According to a new report from the cybersecurity firm LMNTRIX – shared first with SC Media – the issues primarily were found in the processes for authentication, session management and validation, and password changes. The researchers say the problems were remedied following private notification, yet Kaspersky Lab is denying that most of the issues existed in the first place.
More specifically, the LMNTRIX report notes that my.kaspersky.com suffered from a lack of protections against automated brute force and credential stuffing attacks (which can lead to an account takeover), allowed weak or default passwords (such as admin/admin), employed insecure credentials recovery processes (e.g. knowledge-based security questions), and had missing or ineffective multi-factor authentication.
Problems with the session IDs reportedly included exposed IDs in the URL, failure to rotate the IDs after a successful log-in, and a failure to invalidate a session ID after the portal visitor logs out or remains inactive for a long period of time.
In a statement provided to SC Media, Kaspersky disputes most of LMNTRIX’s account, asserting that the reported vulnerabilities “were never confirmed” in the first place, and therefore no action was taken.
Kaspersky Lab is also accusing LMNTRIX of several “misperceptions,” claiming that its web portal is protected against automated attacks by Google’s reCAPTCHA system, that knowledge-based security questions have not been used for password recovery since April 2017, and that passwords actually require at least eight symbols, including uppercase, lowercase, and numeric characters.
The statement further notes that the session ID problems that LMNTRIX researchers claim to have found “cannot be reproduced, and the fact that this scenario has ever been realized cannot be proven without additional information (such as logs), which the researcher has failed to provide Kaspersky Lab with.”
Kaspersky did concede that the portal lacks multifactor authentication, which the cybersecurity company says is being implemented in all regions this year.
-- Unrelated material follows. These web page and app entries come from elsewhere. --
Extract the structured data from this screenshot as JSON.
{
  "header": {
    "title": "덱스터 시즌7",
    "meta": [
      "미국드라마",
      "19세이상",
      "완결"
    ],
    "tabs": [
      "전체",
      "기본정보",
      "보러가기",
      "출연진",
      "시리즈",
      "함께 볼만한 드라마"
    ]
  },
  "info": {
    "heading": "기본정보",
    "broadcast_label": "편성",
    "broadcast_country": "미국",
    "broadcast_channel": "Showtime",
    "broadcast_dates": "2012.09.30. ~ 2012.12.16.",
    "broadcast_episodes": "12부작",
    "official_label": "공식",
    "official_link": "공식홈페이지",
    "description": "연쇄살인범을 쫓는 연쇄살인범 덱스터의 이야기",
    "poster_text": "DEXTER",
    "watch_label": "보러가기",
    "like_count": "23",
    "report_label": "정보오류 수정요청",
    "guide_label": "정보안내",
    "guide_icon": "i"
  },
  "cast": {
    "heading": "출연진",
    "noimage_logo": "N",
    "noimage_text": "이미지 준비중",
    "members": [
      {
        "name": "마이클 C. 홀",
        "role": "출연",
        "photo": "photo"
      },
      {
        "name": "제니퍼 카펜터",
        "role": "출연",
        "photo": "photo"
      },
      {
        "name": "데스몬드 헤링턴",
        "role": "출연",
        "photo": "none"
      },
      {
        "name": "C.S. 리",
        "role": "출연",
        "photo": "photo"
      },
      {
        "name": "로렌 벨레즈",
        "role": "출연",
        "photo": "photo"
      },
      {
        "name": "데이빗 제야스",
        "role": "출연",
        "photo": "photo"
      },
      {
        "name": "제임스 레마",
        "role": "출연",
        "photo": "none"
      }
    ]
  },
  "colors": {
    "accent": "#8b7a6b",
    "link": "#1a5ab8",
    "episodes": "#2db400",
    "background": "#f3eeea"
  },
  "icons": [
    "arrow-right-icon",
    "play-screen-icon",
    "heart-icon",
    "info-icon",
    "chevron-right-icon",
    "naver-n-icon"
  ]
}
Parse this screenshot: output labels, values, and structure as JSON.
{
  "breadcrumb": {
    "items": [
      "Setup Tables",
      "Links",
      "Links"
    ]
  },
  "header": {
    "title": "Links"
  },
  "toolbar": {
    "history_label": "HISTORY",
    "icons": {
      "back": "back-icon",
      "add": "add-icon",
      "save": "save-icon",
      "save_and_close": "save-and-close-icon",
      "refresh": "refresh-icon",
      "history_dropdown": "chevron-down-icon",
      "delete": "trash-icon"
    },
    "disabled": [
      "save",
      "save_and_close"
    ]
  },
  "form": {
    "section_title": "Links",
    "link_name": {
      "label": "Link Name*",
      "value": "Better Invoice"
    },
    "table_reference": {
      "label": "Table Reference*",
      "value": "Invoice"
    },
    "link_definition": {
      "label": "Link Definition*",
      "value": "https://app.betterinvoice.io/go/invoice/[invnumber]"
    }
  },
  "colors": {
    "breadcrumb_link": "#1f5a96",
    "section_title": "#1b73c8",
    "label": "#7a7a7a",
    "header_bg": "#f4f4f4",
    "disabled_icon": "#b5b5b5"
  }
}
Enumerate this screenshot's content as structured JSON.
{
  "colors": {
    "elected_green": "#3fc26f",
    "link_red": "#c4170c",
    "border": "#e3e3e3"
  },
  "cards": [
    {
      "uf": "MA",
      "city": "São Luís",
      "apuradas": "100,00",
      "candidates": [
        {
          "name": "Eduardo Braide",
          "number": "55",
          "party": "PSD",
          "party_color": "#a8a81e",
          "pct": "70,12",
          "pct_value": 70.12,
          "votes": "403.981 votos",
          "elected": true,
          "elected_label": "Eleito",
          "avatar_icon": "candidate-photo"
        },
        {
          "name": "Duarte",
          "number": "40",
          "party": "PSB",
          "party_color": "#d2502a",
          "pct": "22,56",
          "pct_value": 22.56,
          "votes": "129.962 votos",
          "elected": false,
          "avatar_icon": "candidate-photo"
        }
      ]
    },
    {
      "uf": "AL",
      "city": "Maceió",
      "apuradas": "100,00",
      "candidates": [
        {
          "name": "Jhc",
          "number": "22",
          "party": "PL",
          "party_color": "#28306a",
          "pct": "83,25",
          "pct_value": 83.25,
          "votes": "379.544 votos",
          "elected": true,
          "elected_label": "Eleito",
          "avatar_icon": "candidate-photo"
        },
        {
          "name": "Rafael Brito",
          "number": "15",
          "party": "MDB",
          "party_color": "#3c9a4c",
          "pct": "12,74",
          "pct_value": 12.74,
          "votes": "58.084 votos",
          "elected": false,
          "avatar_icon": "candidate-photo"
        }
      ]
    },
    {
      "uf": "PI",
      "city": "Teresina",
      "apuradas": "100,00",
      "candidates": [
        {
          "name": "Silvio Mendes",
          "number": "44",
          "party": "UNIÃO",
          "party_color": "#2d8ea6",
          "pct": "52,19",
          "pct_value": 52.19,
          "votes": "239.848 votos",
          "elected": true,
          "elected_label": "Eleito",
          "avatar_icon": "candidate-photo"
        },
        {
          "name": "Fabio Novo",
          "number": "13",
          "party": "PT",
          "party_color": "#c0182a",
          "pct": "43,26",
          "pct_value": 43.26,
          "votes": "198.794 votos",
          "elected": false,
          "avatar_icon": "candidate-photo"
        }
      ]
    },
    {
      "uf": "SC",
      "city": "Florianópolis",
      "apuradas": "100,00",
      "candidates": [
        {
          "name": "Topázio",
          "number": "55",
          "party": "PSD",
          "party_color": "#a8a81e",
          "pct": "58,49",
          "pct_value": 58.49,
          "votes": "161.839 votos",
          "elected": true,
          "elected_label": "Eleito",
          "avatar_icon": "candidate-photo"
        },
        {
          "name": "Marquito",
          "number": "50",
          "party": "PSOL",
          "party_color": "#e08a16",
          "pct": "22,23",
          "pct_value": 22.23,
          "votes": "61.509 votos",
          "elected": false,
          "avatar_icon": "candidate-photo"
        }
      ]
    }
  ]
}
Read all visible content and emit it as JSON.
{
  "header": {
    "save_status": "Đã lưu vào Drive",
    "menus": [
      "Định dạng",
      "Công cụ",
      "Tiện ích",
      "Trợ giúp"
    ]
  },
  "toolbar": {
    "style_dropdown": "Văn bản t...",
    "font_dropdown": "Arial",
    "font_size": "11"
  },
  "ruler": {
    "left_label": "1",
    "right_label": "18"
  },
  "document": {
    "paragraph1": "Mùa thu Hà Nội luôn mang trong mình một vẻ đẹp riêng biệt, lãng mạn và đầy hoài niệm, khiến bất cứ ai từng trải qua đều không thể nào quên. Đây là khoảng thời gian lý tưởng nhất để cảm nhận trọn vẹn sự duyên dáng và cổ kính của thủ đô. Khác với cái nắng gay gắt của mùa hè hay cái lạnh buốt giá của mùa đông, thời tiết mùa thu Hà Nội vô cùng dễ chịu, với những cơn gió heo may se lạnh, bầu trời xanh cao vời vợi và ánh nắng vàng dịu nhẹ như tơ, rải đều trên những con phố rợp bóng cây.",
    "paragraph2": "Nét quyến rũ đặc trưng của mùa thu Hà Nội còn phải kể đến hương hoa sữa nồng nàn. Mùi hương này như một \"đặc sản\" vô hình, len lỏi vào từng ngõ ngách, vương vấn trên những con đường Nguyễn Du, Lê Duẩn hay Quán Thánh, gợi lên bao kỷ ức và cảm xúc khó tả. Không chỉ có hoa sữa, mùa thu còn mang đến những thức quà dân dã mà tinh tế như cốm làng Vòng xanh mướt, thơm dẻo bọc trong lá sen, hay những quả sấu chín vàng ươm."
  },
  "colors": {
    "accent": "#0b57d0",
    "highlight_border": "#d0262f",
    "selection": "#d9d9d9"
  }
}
The company also added that its My Kaspersky portal meets OWASP and CWE standards.
LMNTRIX delayed publishing its findings until Mar. 1, after engaging in further dialogue with Kaspersky. In a small update to the draft provided to SC Media, LMNTRIX acknowledged that since Feb. 10 it has not been able to reproduce the results of its findings, but contend that it’s because the issues were ultimately resolved. LMNTRIX researchers were unavailable for a phone interview.
“While some elements of this report are currently in dispute, LMNTRIX stands by its research methodology,” the online report states. “Our researchers discovered and produced the issues outlined above on February 5, 2018, and immediately reported them. We have since been coordinating with the subject of the research to reproduce the results; however [we] have been unable to do so since February 10, 2018, and therefore believe the issues have been resolved.”